One of the totems held up by Lib Dem Coalition supporters whenever it's pointed out that teaming up with Dave, George and the gang of horrible muppets who make up the Tory contingent on the Front Bench is not wholly consistent with a principled approach to promoting fairness in society by pragmatic redistribution of wealth is the Coalition Agreement commitment to the Pupil Premium:

We will fund a significant premium for disadvantage pupils from outside the schools budget by reductions in spending elsewhere

Where 'elsewhere' is wasn't explained, other than that it was elsewhere - the ID Cards budget, the DEFRA kitten drowning fund, we don't know.  Crucially in informed commentary on the subject, the point about it being new money to the education budget was seen as crucial.  Here's Teacher Talks in August:

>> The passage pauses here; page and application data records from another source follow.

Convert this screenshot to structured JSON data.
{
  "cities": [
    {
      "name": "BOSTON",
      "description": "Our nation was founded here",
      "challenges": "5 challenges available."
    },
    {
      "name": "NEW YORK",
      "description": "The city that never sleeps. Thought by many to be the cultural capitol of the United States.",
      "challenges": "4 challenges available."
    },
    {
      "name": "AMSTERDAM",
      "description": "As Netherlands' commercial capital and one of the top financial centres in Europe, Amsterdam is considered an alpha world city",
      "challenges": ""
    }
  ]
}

But, given the context of cuts here and cuts there (with the Spending Review to come!) the premium will also have the task of offsetting the overall squeeze on school budgets.  And, of course, we don’t know how much the premium will be or where the money is going to come from.  A cut, say, in Sure Start or nursery education, to pay for the premium wouldn’t be ‘fair’ (unless Clegg says it is!) and would have a little, no or even a negative net effect on educational inequalities.

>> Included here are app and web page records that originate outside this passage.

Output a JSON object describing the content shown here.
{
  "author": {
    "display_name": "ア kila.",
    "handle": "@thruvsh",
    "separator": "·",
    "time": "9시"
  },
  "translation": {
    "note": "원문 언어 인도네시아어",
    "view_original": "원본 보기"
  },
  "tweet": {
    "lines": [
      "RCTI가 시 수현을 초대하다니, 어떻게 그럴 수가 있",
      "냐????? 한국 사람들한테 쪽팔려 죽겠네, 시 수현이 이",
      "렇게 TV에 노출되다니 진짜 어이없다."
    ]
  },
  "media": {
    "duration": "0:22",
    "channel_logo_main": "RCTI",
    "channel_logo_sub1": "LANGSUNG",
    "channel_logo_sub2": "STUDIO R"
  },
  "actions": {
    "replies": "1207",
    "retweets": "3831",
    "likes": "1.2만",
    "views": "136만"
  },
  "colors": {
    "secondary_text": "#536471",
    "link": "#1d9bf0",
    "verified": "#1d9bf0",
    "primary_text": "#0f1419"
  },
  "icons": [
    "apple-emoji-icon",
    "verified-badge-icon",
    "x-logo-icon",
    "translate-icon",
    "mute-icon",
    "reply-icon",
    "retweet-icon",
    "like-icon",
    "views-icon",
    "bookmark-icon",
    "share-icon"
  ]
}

Or perhaps the Independent, in June:

A pupil premium is not a bad idea. As the Lib Dems envisaged it in their manifesto, it would provide schools with an extra £2,400 a year for every poor pupil on their rolls, at a total cost of £2.5bn. While the coalition agreement endorsed a "significant" premium, it declined to specify a sum, though it did promise it would be funded from outside the schools budget.

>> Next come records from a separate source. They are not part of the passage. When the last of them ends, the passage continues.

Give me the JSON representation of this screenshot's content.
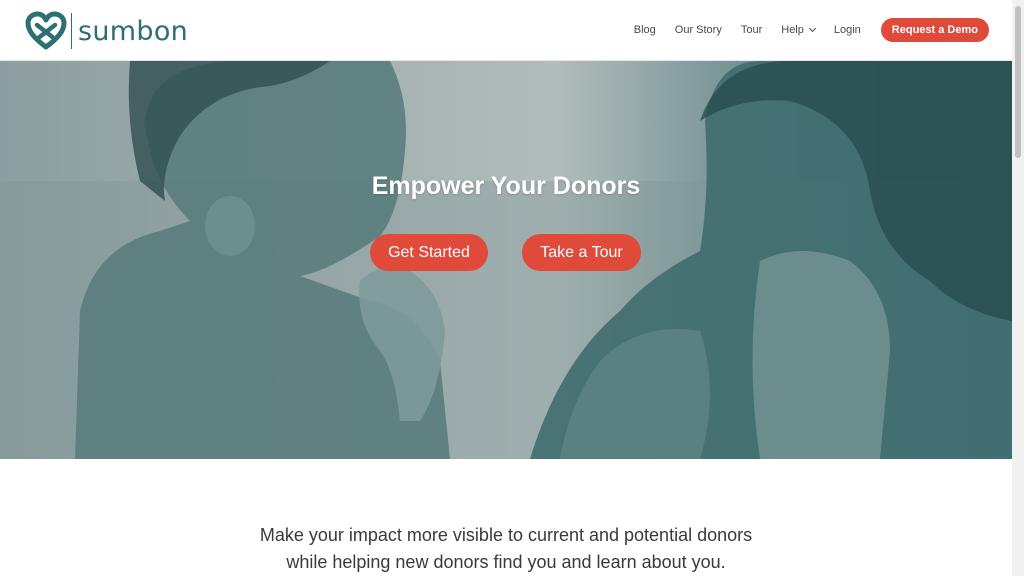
{
  "brand": {
    "name": "sumbon",
    "color": "#2f6f73"
  },
  "nav": {
    "items": [
      {
        "label": "Blog"
      },
      {
        "label": "Our Story"
      },
      {
        "label": "Tour"
      },
      {
        "label": "Help",
        "has_dropdown": true
      },
      {
        "label": "Login"
      }
    ],
    "demo_button": "Request a Demo"
  },
  "hero": {
    "title": "Empower Your Donors",
    "primary_cta": "Get Started",
    "secondary_cta": "Take a Tour",
    "accent_color": "#e04a3a"
  },
  "intro": {
    "line1": "Make your impact more visible to current and potential donors",
    "line2": "while helping new donors find you and learn about you."
  },
  "icons": [
    "heart-logo-icon",
    "chevron-down-icon"
  ]
}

But unless a pupil premium is wholly new money, is linked to strong outcome measures related to social mobility and to a much more equitable approach to school admissions, it is unlikely to achieve its objectives.

So, good idea, if it's new money.  So will Nick and his supporters be rushing to object now that Michael Gove has admitted publicly that, er, it's not new money, and some of it will come from trimming the budgets of other schools, thus robbing Peter to pay Paul? 

The £2.5bn policy - a key Lib Dem manifesto pledge - will increase the budgets of schools in England with a higher proportion of poorer children.

But Mr Gove told BBC1's Politics Show this would mean some schools "will have less".

Somehow we doubt it, although Simon Hughes appears to have discovered his backbone again, and is making bleating noises, telling Channel 4 News:

...we wanted a pupil premium that was an add on. If it's not..then again there is clearly work to be done

It's an important crunch point this - if the reaction to a fairly calculated unilateral snub to a policy clearly stated in the Coalition Agreement as involving new money is as muted as we expect, then it's another step to the removal of any expectation of the Lib Dems acting as the cuddly, caring brake on the Tory juggernaut.